SuperHyperCube Review – Another Hole in the Wall (PSVR)

Spatial reasoning and awareness. That’s what SuperHyperCube is all about. How do you fit a specific shaped block into a certain shape of slot? If it sounds like something you are familiar with, that might be because one of gaming’s oldest franchises hinges on this same train of though. SuperHyperCube is clearly inspired by Tetris, from the pumping retro design, to the core gameplay being all about fitting blocks into tight spaces. The difference this time around? It’s all in virtual reality. It’s immersive. You don’t sit down in front of a screen. You sit down inside the game and fit cubes through holes in walls using simple rotational controls on the DualShock 4. That’s all there is to it.
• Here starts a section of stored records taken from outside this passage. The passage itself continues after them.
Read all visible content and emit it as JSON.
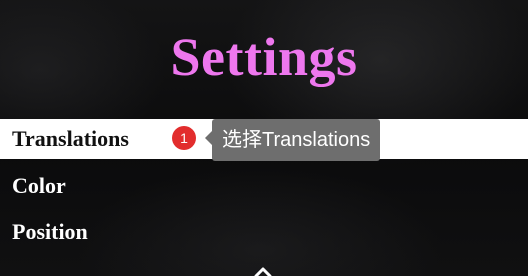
{
  "settings": {
    "title": "Settings",
    "menu_items": [
      {
        "label": "Translations",
        "selected": true
      },
      {
        "label": "Color",
        "selected": false
      },
      {
        "label": "Position",
        "selected": false
      }
    ]
  },
  "guide": {
    "step_number": "1",
    "tooltip_text": "选择Translations",
    "badge_color": "#e22d2d"
  },
  "colors": {
    "title": "#ee77ee",
    "selected_row_bg": "#ffffff",
    "tooltip_bg": "#6e6e6e"
  },
  "icons": {
    "scroll_indicator": "chevron-up-icon"
  }
}
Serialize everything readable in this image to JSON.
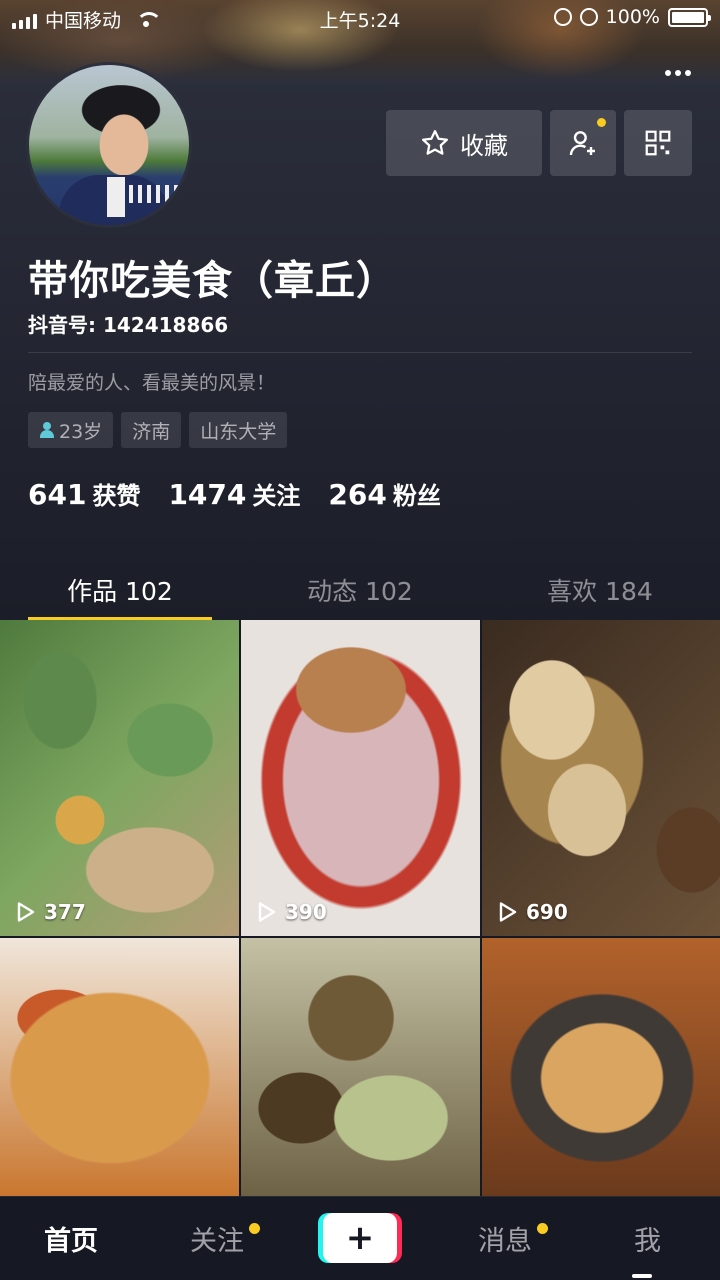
{
  "status_bar": {
    "carrier": "中国移动",
    "time": "上午5:24",
    "battery_percent": "100%"
  },
  "profile": {
    "name": "带你吃美食（章丘）",
    "douyin_id": "抖音号: 142418866",
    "bio": "陪最爱的人、看最美的风景！",
    "tags": {
      "age": "23岁",
      "city": "济南",
      "school": "山东大学"
    },
    "favorite_label": "收藏"
  },
  "stats": {
    "likes": {
      "num": "641",
      "label": "获赞"
    },
    "following": {
      "num": "1474",
      "label": "关注"
    },
    "followers": {
      "num": "264",
      "label": "粉丝"
    }
  },
  "tabs": [
    {
      "label": "作品 102",
      "active": true
    },
    {
      "label": "动态 102",
      "active": false
    },
    {
      "label": "喜欢 184",
      "active": false
    }
  ],
  "videos": [
    {
      "plays": "377"
    },
    {
      "plays": "390"
    },
    {
      "plays": "690"
    },
    {
      "plays": ""
    },
    {
      "plays": ""
    },
    {
      "plays": ""
    }
  ],
  "bottom_nav": {
    "home": "首页",
    "follow": "关注",
    "add": "+",
    "messages": "消息",
    "me": "我"
  },
  "colors": {
    "accent": "#facb21",
    "background": "#161823"
  }
}
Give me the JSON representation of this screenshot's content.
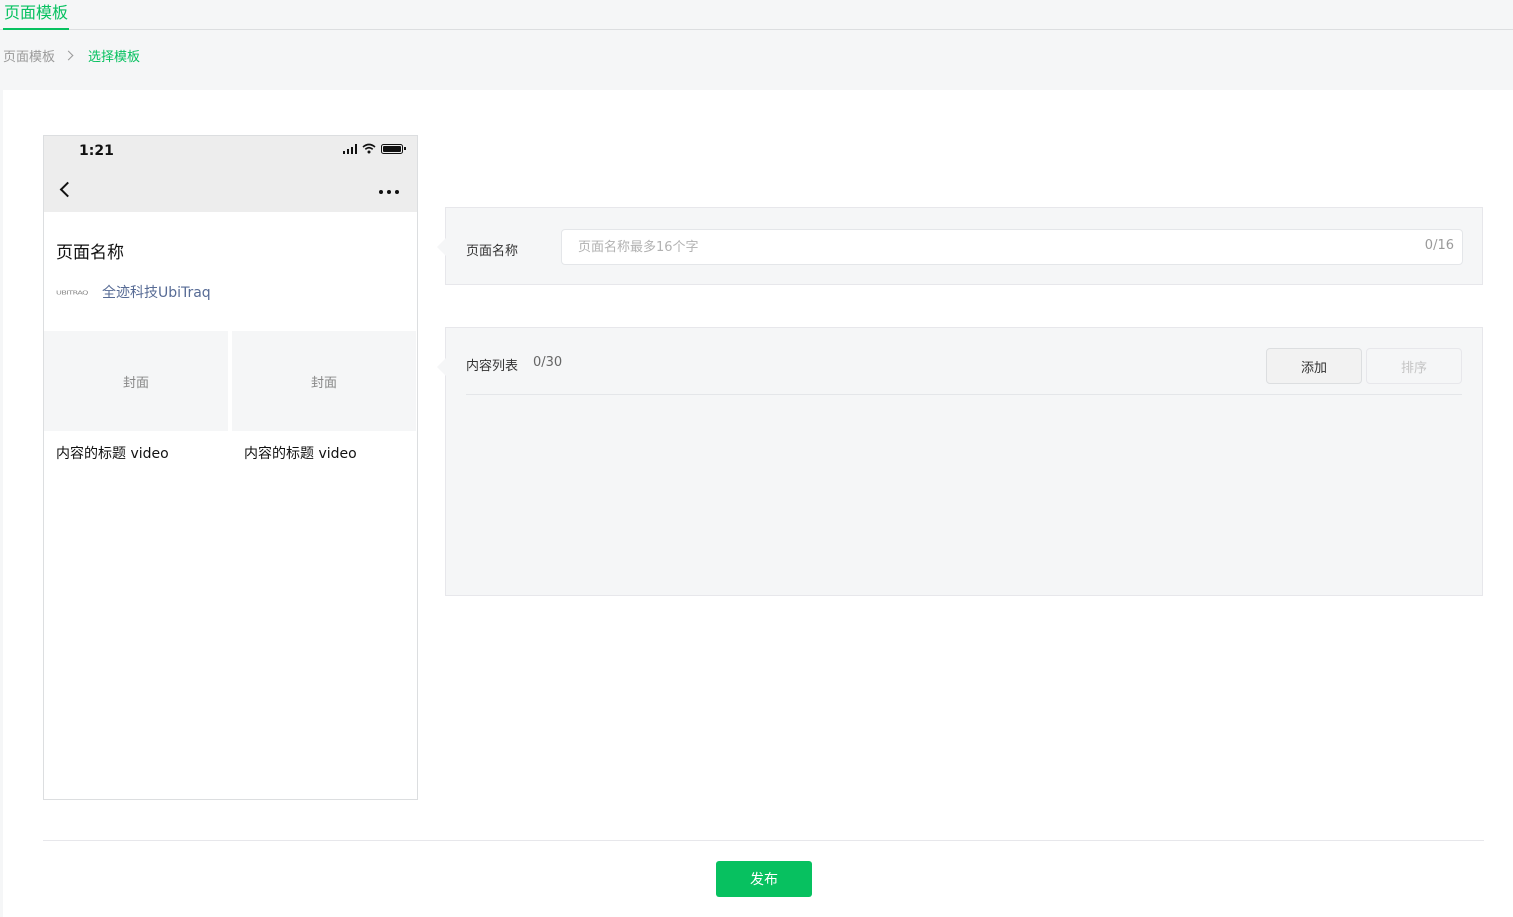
{
  "top_tab": {
    "label": "页面模板"
  },
  "breadcrumb": {
    "home": "页面模板",
    "current": "选择模板"
  },
  "phone_preview": {
    "status_time": "1:21",
    "page_title": "页面名称",
    "author_logo_text": "UBITRAQ",
    "author_name": "全迹科技UbiTraq",
    "items": [
      {
        "cover_label": "封面",
        "title": "内容的标题 video"
      },
      {
        "cover_label": "封面",
        "title": "内容的标题 video"
      }
    ],
    "icons": [
      "back-icon",
      "more-icon",
      "signal-icon",
      "wifi-icon",
      "battery-icon"
    ]
  },
  "page_name_panel": {
    "label": "页面名称",
    "placeholder": "页面名称最多16个字",
    "value": "",
    "counter": "0/16"
  },
  "content_panel": {
    "label": "内容列表",
    "counter": "0/30",
    "add_button": "添加",
    "sort_button": "排序"
  },
  "footer": {
    "publish_button": "发布"
  },
  "colors": {
    "accent": "#07c160",
    "link": "#576b95",
    "panel_bg": "#f5f6f7"
  }
}
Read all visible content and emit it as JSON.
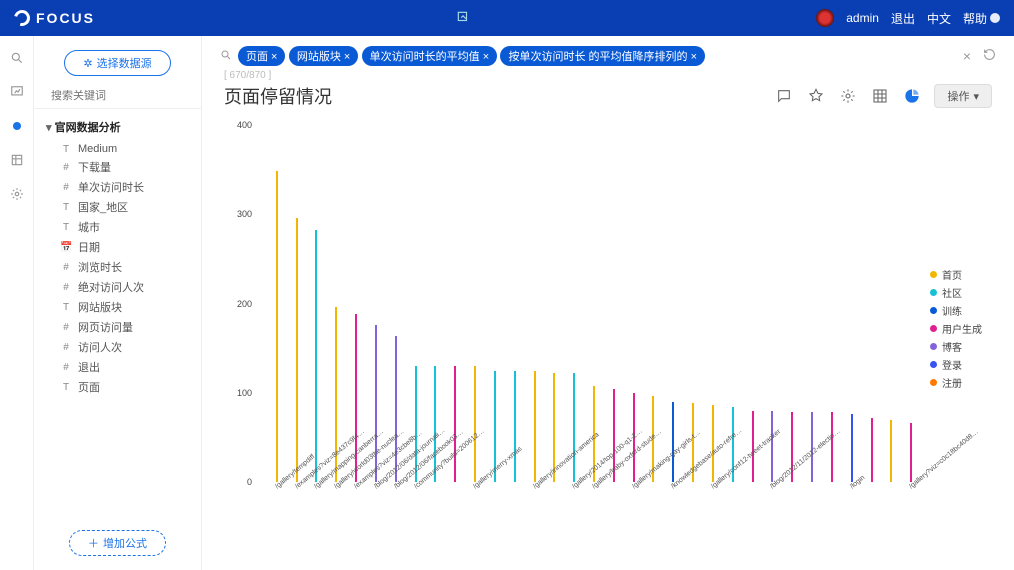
{
  "app": {
    "brand": "FOCUS"
  },
  "topbar": {
    "user": "admin",
    "logout": "退出",
    "lang": "中文",
    "help": "帮助"
  },
  "sidebar": {
    "select_source": "选择数据源",
    "search_placeholder": "搜索关键词",
    "root": "官网数据分析",
    "fields": [
      {
        "ico": "T",
        "label": "Medium"
      },
      {
        "ico": "#",
        "label": "下载量"
      },
      {
        "ico": "#",
        "label": "单次访问时长"
      },
      {
        "ico": "T",
        "label": "国家_地区"
      },
      {
        "ico": "T",
        "label": "城市"
      },
      {
        "ico": "📅",
        "label": "日期"
      },
      {
        "ico": "#",
        "label": "浏览时长"
      },
      {
        "ico": "#",
        "label": "绝对访问人次"
      },
      {
        "ico": "T",
        "label": "网站版块"
      },
      {
        "ico": "#",
        "label": "网页访问量"
      },
      {
        "ico": "#",
        "label": "访问人次"
      },
      {
        "ico": "#",
        "label": "退出"
      },
      {
        "ico": "T",
        "label": "页面"
      }
    ],
    "add_formula": "增加公式"
  },
  "query": {
    "pills": [
      "页面 ×",
      "网站版块 ×",
      "单次访问时长的平均值 ×",
      "按单次访问时长 的平均值降序排列的 ×"
    ],
    "crumb": "[ 670/870 ]"
  },
  "page": {
    "title": "页面停留情况",
    "operate": "操作"
  },
  "legend": [
    {
      "name": "首页",
      "color": "#f2b600"
    },
    {
      "name": "社区",
      "color": "#18c0d6"
    },
    {
      "name": "训练",
      "color": "#0a5ad6"
    },
    {
      "name": "用户生成",
      "color": "#e11f8f"
    },
    {
      "name": "博客",
      "color": "#8364d8"
    },
    {
      "name": "登录",
      "color": "#3753f2"
    },
    {
      "name": "注册",
      "color": "#ff7a00"
    }
  ],
  "chart_data": {
    "type": "bar",
    "ylabel": "",
    "ylim": [
      0,
      400
    ],
    "yticks": [
      0,
      100,
      200,
      300,
      400
    ],
    "series_colors": {
      "首页": "#f2b600",
      "社区": "#18c0d6",
      "训练": "#0a5ad6",
      "用户生成": "#e11f8f",
      "博客": "#8364d8",
      "登录": "#3753f2",
      "注册": "#ff7a00"
    },
    "points": [
      {
        "x": "/gallery/tempdiff",
        "v": 348,
        "c": "首页"
      },
      {
        "x": "/examples?viz=8e437c9f4278d0...",
        "v": 296,
        "c": "首页"
      },
      {
        "x": "/gallery/mapping-canberra-aus...",
        "v": 282,
        "c": "社区"
      },
      {
        "x": "/gallery/world03the-nuclear-a...",
        "v": 196,
        "c": "首页"
      },
      {
        "x": "/examples?viz=4e3cbe8b8ba42c...",
        "v": 188,
        "c": "用户生成"
      },
      {
        "x": "/blog/2012/06/data-journalism...",
        "v": 176,
        "c": "博客"
      },
      {
        "x": "/blog/2012/06/facebook039s-d...",
        "v": 164,
        "c": "博客"
      },
      {
        "x": "/community?build=200612.1018...",
        "v": 130,
        "c": "社区"
      },
      {
        "x": "",
        "v": 130,
        "c": "社区"
      },
      {
        "x": "",
        "v": 130,
        "c": "用户生成"
      },
      {
        "x": "/gallery/merry-xmas",
        "v": 130,
        "c": "首页"
      },
      {
        "x": "",
        "v": 124,
        "c": "社区"
      },
      {
        "x": "",
        "v": 124,
        "c": "社区"
      },
      {
        "x": "/gallery/innovation-america",
        "v": 124,
        "c": "首页"
      },
      {
        "x": "",
        "v": 122,
        "c": "首页"
      },
      {
        "x": "/gallery/2014/top-100-q1-2012...",
        "v": 122,
        "c": "社区"
      },
      {
        "x": "/gallery/baby-oxford-students",
        "v": 108,
        "c": "首页"
      },
      {
        "x": "",
        "v": 104,
        "c": "用户生成"
      },
      {
        "x": "/gallery/making-gay-girls-too...",
        "v": 100,
        "c": "用户生成"
      },
      {
        "x": "",
        "v": 96,
        "c": "首页"
      },
      {
        "x": "/knowledgebase/auto-refreshin...",
        "v": 90,
        "c": "训练"
      },
      {
        "x": "",
        "v": 88,
        "c": "首页"
      },
      {
        "x": "/gallery/conf12-tweet-tracker",
        "v": 86,
        "c": "首页"
      },
      {
        "x": "",
        "v": 84,
        "c": "社区"
      },
      {
        "x": "",
        "v": 80,
        "c": "用户生成"
      },
      {
        "x": "/blog/2012/11/2012-election-g...",
        "v": 80,
        "c": "博客"
      },
      {
        "x": "",
        "v": 78,
        "c": "用户生成"
      },
      {
        "x": "",
        "v": 78,
        "c": "博客"
      },
      {
        "x": "",
        "v": 78,
        "c": "用户生成"
      },
      {
        "x": "/login",
        "v": 76,
        "c": "登录"
      },
      {
        "x": "",
        "v": 72,
        "c": "用户生成"
      },
      {
        "x": "",
        "v": 70,
        "c": "首页"
      },
      {
        "x": "/gallery?viz=c0c18bc40d84a0...",
        "v": 66,
        "c": "用户生成"
      }
    ]
  }
}
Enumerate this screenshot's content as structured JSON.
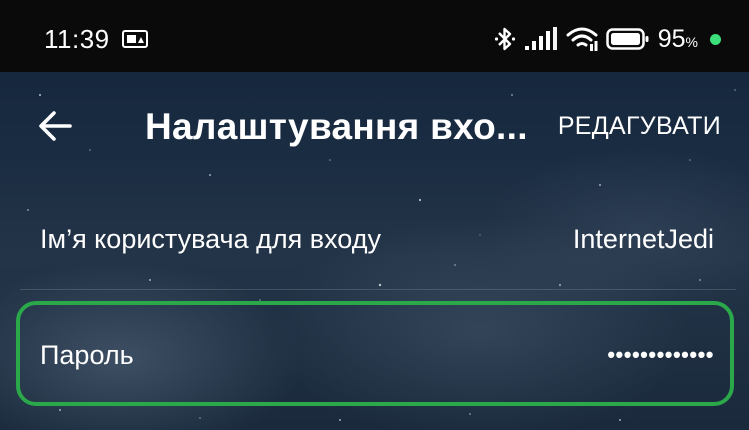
{
  "status_bar": {
    "time": "11:39",
    "battery_level": "95",
    "battery_sign": "%",
    "icons": [
      "screenshot-notification-icon",
      "bluetooth-icon",
      "cellular-signal-icon",
      "wifi-icon",
      "battery-icon",
      "charging-dot-icon"
    ],
    "charging_dot_color": "#3be07a"
  },
  "toolbar": {
    "back_icon": "arrow-left-icon",
    "title": "Налаштування вхо...",
    "edit_label": "РЕДАГУВАТИ"
  },
  "settings": {
    "username_row": {
      "label": "Ім’я користувача для входу",
      "value": "InternetJedi"
    },
    "password_row": {
      "label": "Пароль",
      "value": "•••••••••••••"
    }
  },
  "highlight": {
    "color": "#2aa84a",
    "target": "password_row"
  }
}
SuperHyperCube is extremely simple. An ever growing cube — or mass of cubes, rather — moves forward at a constant pace, sitting directly between your line of vision and a hole in a wall on the far side of it. Your task is to rotate the cube amalgamation until it can fit through the hole, each success adding more cubes for an increasingly complex shape. In addition to the complexity of the cube, you must lean around the mass in order to try to see what shape the hole on the far wall requires. Fail to match up to the hole and the wall breaks some blocks off, lowering your potential score. Miss a second time and your run ends, sending you back to square one, or cube one, rather.

There’s not much more to say about SuperHyperCube. There aren’t any additional modes. There aren’t any kind of bonuses or level selects or anything. Starting the game presents a simple cube that grows until you lose, rinse and repeat. Along the way there are challenging walls that rotate as you approach them, and power-ups can be earned to help ease the transition into some of those harder and more complex shapes further along, each adding a bit of depth and strategy, but at the end of the day it’s just you, the cube, and the wall.

Addictive Boredom

I’d be bored of this game if it weren’t so addicting. Every loss I’m convinced that I’ll get luckier with the configurations next time, or that my spatial reasoning will improve. Sometimes I’ve got the shape right but it’s upside down. Sometimes I can’t make heads or tails of how to line the shape up. Other times I felt like a total pro, finding the perfect shape early on, slamming the square through the wall, only to confront another wall that bested me. Restart after restart, I kept watching that score counter in the corner grow. I watched friends’ high scores and I sought to beat them myself. SuperHyperCube tapped into that basal instinct in me, creating a hunger for competition through effectively simplistic gameplay.

A drive to keep playing for high scores does not necessarily a good game make, and while SuperHyperCube’s one mode is quite fun and addicting, it’s still just a single mode. Eventually I do hit that wall (again, pun intended. These are far too easy) where I don’t want to continue to ram cubes into walls. I scour the main menu for something else to do and find nothing except high score lists, finally opting to exit the game completely. SuperHyperCube isn’t a bad game by any means, but it lacks a certain kind of spark that could really make it something special. It remains simply what is, a game about getting cubes through holes in walls. Nothing more. Nothing less. Yet maybe it’s that very nature that makes it something special.

SuperHyperCube relies on simplicity in execution to become an accessible VR experience. It may not have a lot of deep content, but in the early days of consumer grade VR it’s a welcome addition to the lineup, showing exactly what the platform is capable of without taxing players too much. It’s not quite a must have game, but it perfectly encompasses the VR experience in a concise and accessible package. As much as I want to play it again and again, I also find no real desire to play it at all, a bizarre schism that perfectly echoes the disparity of the simple complexity present in SuperHyperCube.

SuperHyperCube review code provided by publisher. For more information on scoring please see our Review Policy.

  • Easy to pick up gameplay
  • That high-score itch
  • Simple yet effective use of VR
  • Lacking much content
  • Replayability relies on your desire for a higher score